A lot of people think that there’s a correlation between hydrometers and alcoholmeters because they look the same. They think they can just buy one meter, perform some calculations, and be able to get both types of readings from a single instrument. Unfortunately, this just isn’t true. Hydrometers and alcoholmeters are each calibrated to different density liquids, so although they may look the same, they are actually entirely different. Let’s explore why.
This should only be used in pure, distilled spirits when you want to determine the volume % or proof of the spirit. It is calibrated to the density of pure ethanol. Simply float it in your spirit, and where the line crosses, there’s your % alcohol. Because water is thicker than alcohol, more water means that the liquid is thicker and the alcoholmeter can’t sink as deep.
Remember that this will only work on a pure, distilled spirit that contains no sugar or glycerin. Even some commercial products have a tiny bit of sugar or glycerin added just to give it a little bit of mouth feel. You may be surprised if you test a commercial vodka that’s supposed to be 40% and it registers at only 36%. This is because there’s a tiny bit of something in that vodka that they’re using to make it a little bit thicker, so the alcoholmeter doesn’t sink as deeply, giving an inaccurate reading.
This is used to determine potential alcohol % during pre-fermentation and post-fermentation. It is calibrated to the density of water. Pure water means that it will float at 1.000. The more sugar that you add, the thicker the mixture gets, and the harder it is to sink. Let’s say that you’re doing sugar water and turbo yeast. Once you mix your sugar and water, it’s much thicker and the hydrometer will float higher in the liquid. As fermentation occurs, and as that sugar gets converted into alcohol, the liquid becomes considerably thinner, and the hydrometer sinks in deeper.

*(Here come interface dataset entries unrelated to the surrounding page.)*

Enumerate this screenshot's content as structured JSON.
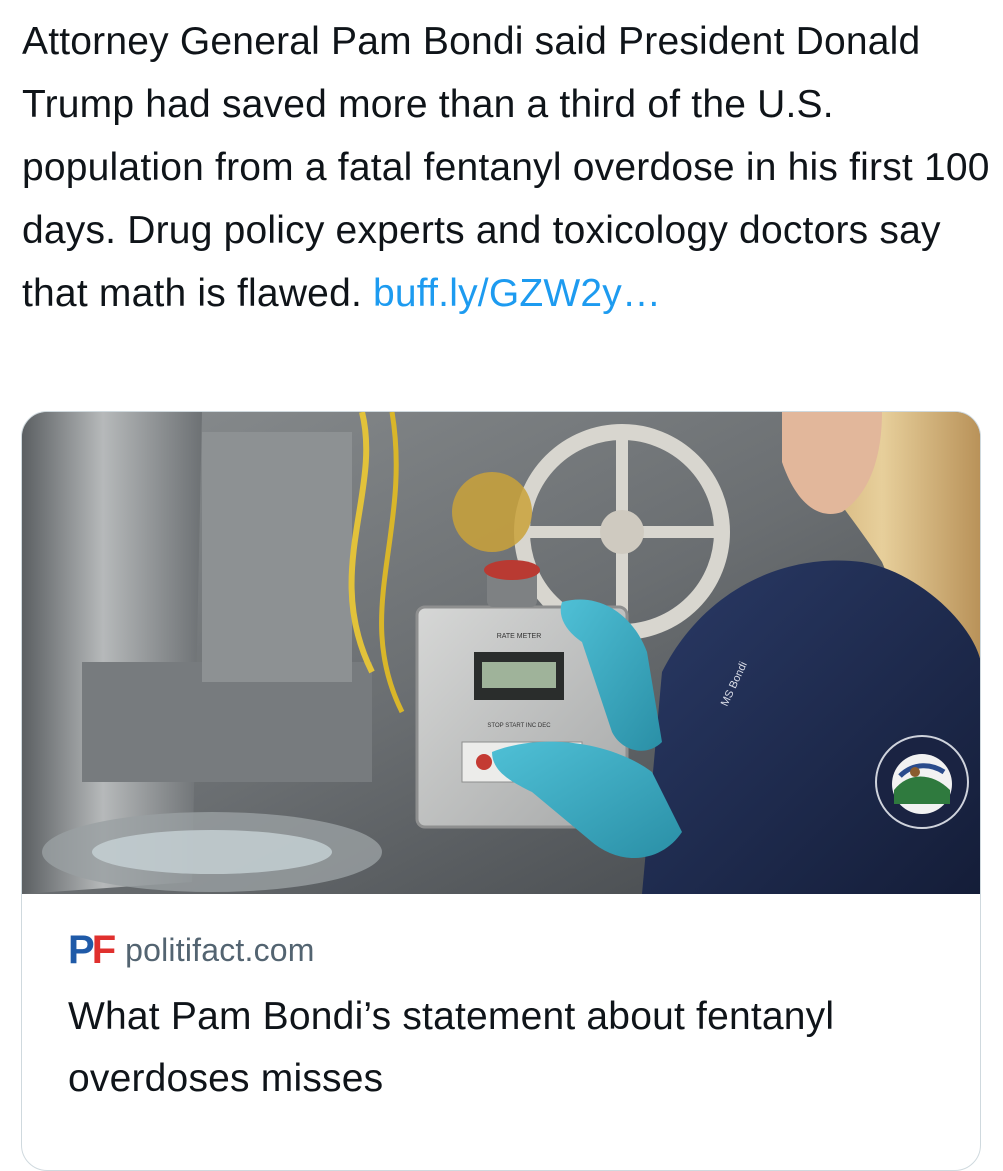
{
  "post": {
    "text_main": "Attorney General Pam Bondi said President Donald Trump had saved more than a third of the U.S. population from a fatal fentanyl overdose in his first 100 days. Drug policy experts and toxicology doctors say that math is flawed. ",
    "link_text": "buff.ly/GZW2y…"
  },
  "card": {
    "image_alt": "Woman in DEA jacket wearing blue gloves operating a pill press machine",
    "jacket_emblem_text": "U.S. Department of Justice · Drug Enforcement Administration",
    "machine_label_top": "RATE METER",
    "machine_buttons_label": "STOP  START  INC  DEC",
    "logo_p": "P",
    "logo_f": "F",
    "domain": "politifact.com",
    "title": "What Pam Bondi’s statement about fentanyl overdoses misses"
  },
  "colors": {
    "link": "#1d9bf0",
    "text": "#0f1419",
    "secondary_text": "#536471",
    "card_border": "#cfd9de",
    "logo_blue": "#1f5aa8",
    "logo_red": "#e0302e"
  }
}
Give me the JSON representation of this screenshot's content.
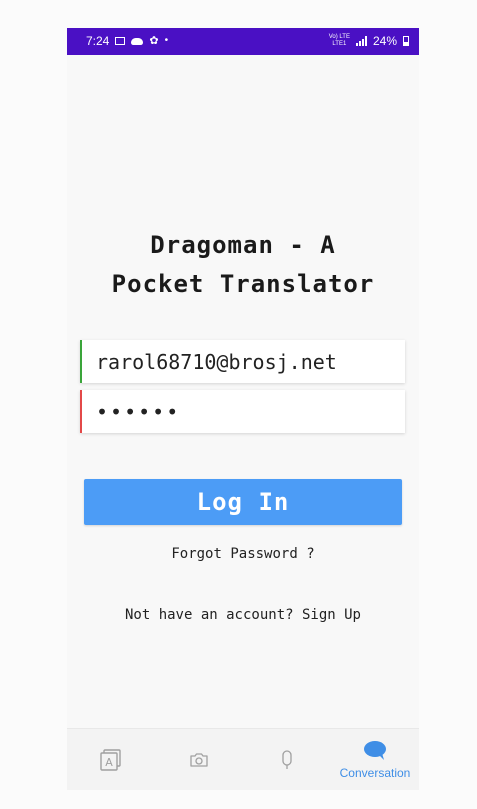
{
  "status_bar": {
    "time": "7:24",
    "network": "Vo) LTE\nLTE1",
    "battery": "24%",
    "icons": [
      "image-icon",
      "cloud-icon",
      "gear-icon",
      "dot-icon",
      "lte-icon",
      "signal-icon",
      "battery-icon"
    ]
  },
  "app": {
    "title_line1": "Dragoman - A",
    "title_line2": "Pocket Translator"
  },
  "login_form": {
    "email_value": "rarol68710@brosj.net",
    "password_value": "••••••",
    "login_label": "Log In",
    "forgot_label": "Forgot Password ?",
    "signup_label": "Not have an account? Sign Up"
  },
  "bottom_nav": {
    "items": [
      {
        "icon": "text-translate-icon",
        "label": ""
      },
      {
        "icon": "camera-icon",
        "label": ""
      },
      {
        "icon": "microphone-icon",
        "label": ""
      },
      {
        "icon": "chat-bubble-icon",
        "label": "Conversation"
      }
    ],
    "active_index": 3
  },
  "colors": {
    "status_bar": "#4a10c4",
    "accent": "#4c9cf6",
    "active_nav": "#3f8ee6",
    "email_border": "#3aa53a",
    "password_border": "#e34848"
  }
}
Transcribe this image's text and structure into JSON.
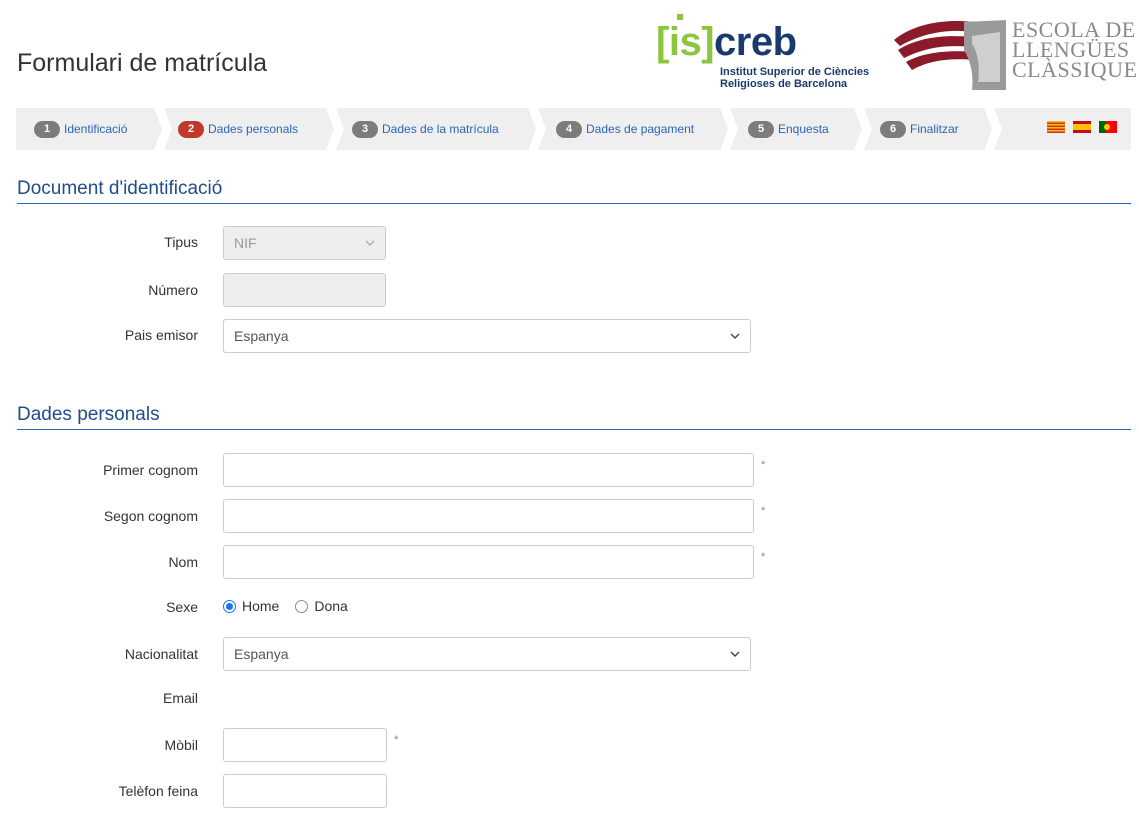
{
  "header": {
    "title": "Formulari de matrícula",
    "logo_iscreb": {
      "mark_bracket_open": "[",
      "mark_is": "is",
      "mark_bracket_close": "]",
      "mark_creb": "creb",
      "subtitle_line1": "Institut Superior de Ciències",
      "subtitle_line2": "Religioses de Barcelona"
    },
    "logo_escola": {
      "line1": "ESCOLA DE",
      "line2": "LLENGÜES",
      "line3": "CLÀSSIQUES"
    }
  },
  "steps": [
    {
      "num": "1",
      "label": "Identificació",
      "active": false
    },
    {
      "num": "2",
      "label": "Dades personals",
      "active": true
    },
    {
      "num": "3",
      "label": "Dades de la matrícula",
      "active": false
    },
    {
      "num": "4",
      "label": "Dades de pagament",
      "active": false
    },
    {
      "num": "5",
      "label": "Enquesta",
      "active": false
    },
    {
      "num": "6",
      "label": "Finalitzar",
      "active": false
    }
  ],
  "languages": [
    "flag-catalan-icon",
    "flag-spain-icon",
    "flag-portugal-icon"
  ],
  "document_section": {
    "title": "Document d'identificació",
    "tipus_label": "Tipus",
    "tipus_value": "NIF",
    "numero_label": "Número",
    "numero_value": "",
    "pais_label": "Pais emisor",
    "pais_value": "Espanya"
  },
  "personal_section": {
    "title": "Dades personals",
    "primer_cognom_label": "Primer cognom",
    "segon_cognom_label": "Segon cognom",
    "nom_label": "Nom",
    "sexe_label": "Sexe",
    "sexe_options": [
      "Home",
      "Dona"
    ],
    "sexe_selected": "Home",
    "nacionalitat_label": "Nacionalitat",
    "nacionalitat_value": "Espanya",
    "email_label": "Email",
    "mobil_label": "Mòbil",
    "telefon_label": "Telèfon feina",
    "required_mark": "*"
  },
  "colors": {
    "accent": "#2a66b8",
    "section_title": "#1f4d8c",
    "step_active": "#c0392b",
    "step_inactive": "#7c7c7c",
    "logo_green": "#8cc63f",
    "logo_navy": "#1a3a6e",
    "logo_wine": "#8b1a2b"
  }
}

Hydrometer readings can also vary depending on temperature, so the temperature that that instrument is calibrated to is listed right on the side. Think about how molasses responds to different temperatures: the warmer it gets, the thinner it is in consistency, so the hydrometer would sink deeper.
Conclusion I hope this comparison helped you better understand the differences between an alcoholmeter and a hydrometer. They may look nearly identical, but they’re not interchangeable. The more you know!